Ireland: Best little country for plucking refugees out of the sea
We are slow to take in refugees but dispatch rescue ships with great gusto
All at sea: the price tag of a ship like the recently launched LE Samuel Beckett is €48 million, which is also the estimated cost to Ireland of making good on its promise to accept 4,000 Syrian refugees by September 2017.
The Taoiseach says we need a hospital ship. Or to be more exact a “a multipurpose vessel equipped with a fully functioning hospital”. The new ship will allow the Naval Service “help in war and conflict situations”, according to Kenny who threw his weight behind the project – which is included in the White Paper on defence – on a visit to Galway this week.
His enthusiasm is understandable. He was in Galway to commission the LÉ William Butler Yeats, the newest Naval Service vessel. Her sister ship, the LÉ James Joyce, returned from a mission to the Mediterranean Sea a few weeks ago having rescued 2,500 migrants adrift on various boats and rafts during her three-month deployment.
The LÉ James Joyce was the fifth Naval Service vessel to be sent to the Mediterranean since the migrant crisis erupted and, all told, some 12,410 souls have been plucked from the sea by the Irish ships. The LÉ Samuel Beckett is currently on station.
It has been a humanitarian action of which we can all be proud. It has also been a godsend for our political masters who are twisting the wind over how to respond to the migrant crisis that has engulfed Europe.

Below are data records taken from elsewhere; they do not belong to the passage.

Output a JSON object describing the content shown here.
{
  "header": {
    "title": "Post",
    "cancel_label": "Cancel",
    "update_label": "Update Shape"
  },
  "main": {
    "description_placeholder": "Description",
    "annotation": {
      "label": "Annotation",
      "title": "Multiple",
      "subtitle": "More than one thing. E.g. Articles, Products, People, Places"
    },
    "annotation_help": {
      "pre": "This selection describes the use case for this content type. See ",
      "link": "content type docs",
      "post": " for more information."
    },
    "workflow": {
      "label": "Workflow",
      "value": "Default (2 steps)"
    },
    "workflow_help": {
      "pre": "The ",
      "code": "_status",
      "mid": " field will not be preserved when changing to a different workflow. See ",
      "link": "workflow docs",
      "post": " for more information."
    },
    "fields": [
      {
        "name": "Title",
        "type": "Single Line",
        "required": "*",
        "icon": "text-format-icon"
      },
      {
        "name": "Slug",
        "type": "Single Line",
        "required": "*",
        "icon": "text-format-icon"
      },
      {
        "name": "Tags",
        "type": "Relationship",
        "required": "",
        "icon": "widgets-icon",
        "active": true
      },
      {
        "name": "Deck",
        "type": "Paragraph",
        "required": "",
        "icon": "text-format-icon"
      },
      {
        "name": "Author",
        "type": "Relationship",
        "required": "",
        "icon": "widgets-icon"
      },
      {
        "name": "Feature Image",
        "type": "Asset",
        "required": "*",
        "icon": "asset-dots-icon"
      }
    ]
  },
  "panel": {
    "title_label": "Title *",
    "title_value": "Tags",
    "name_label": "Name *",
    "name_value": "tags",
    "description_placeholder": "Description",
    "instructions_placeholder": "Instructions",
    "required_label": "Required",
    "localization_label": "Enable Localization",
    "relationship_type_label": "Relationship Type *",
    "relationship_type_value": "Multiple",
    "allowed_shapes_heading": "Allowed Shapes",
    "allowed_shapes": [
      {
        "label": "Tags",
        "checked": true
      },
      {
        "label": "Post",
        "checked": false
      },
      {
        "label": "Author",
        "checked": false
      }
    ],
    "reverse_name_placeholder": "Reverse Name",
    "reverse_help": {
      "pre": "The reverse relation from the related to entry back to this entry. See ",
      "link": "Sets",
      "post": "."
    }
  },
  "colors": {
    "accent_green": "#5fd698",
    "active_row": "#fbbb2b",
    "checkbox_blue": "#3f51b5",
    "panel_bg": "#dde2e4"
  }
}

Politicians of every hue turn up on the quayside to welcome the Naval Service ships home. These occasions are the political equivalent of catnip. What politician would not want to be associated with the feel-good vibe of a small country doing its bit – punching above its weight on the world stage. These self-congratulatory jamborees lend themselves to that particular strain of Irish hubris; the best small country in the world for . . . picking people out of the sea.
Vessels vs refugeesAnd the best bit of all about these quayside welcome homes? There is not a troublesome refugee in sight.
The deployment of Irish vessels has become some sort of smokescreen for the fact we seem to have completely dropped the ball on the other side of the equation: looking after migrants once they have been rescued and sought asylum in Europe.
This week, Kenny said it was “his wish” the new ship would be built to serve in humanitarian crises. It was in “keeping with our rich tradition of charity and volunteering” and the ships were bringing “not just hope and comfort, but life itself to the migrant men, women and children pulled from the sea”.
You can’t help but notice the absurdity of a Taoiseach who has refused to show any personal leadership on the issue of resettling refugees wanting to buy a new ship so that we can make our selves feel good by rescuing more of them – just to then dump them in Italy and Greece.
In one of those happy coincidences that columnists love, the price tag of a ship such as the recently launched LÉ Samuel Beckett is €48 million, which is also the estimated cost to Ireland of making good on its promise to accept 4,000 Syrian refugees by September 2017.
Sympathy vs actionThis coincidence rather neatly addresses any argument to the effect that Ireland has too many problems of its own and can’t afford to take in any refugees. But, in truth, nobody you might take seriously has ever really tried to make that argument.
In fact the interesting thing is that nobody of any consequence ever made any argument at all for not accepting refugees. According to the International Rescue Committee, we are the most welcoming country in Europe for Syrian refugees. Some nine out of 10 people surveyed in Ireland last August expressed some degree of sympathy towards refugees from Syria.
But as of the end of September, Ireland had accepted only 439 refugees under the various schemes operated by the EU since October 2015, according to the European Commission. At the current rate, there is no prospect of hitting the 2017 target.
The official explanation for the delay is operational issues in Greece and Italy and also the migrants themselves who are reluctant to co-operate with the registration process. Delegations have been dispatched to Greece but nothing seems to happen.
The lack of any meaningful public pressure has without a doubt contributed to the general lack of urgency on the behalf of our politicians. The political upside is clearly limited and the risks of some sort of negative reaction once refugees are here in significant numbers is real enough.
It seems that it is not so much a case that we don’t want to take them. It is more that we just can’t be bothered.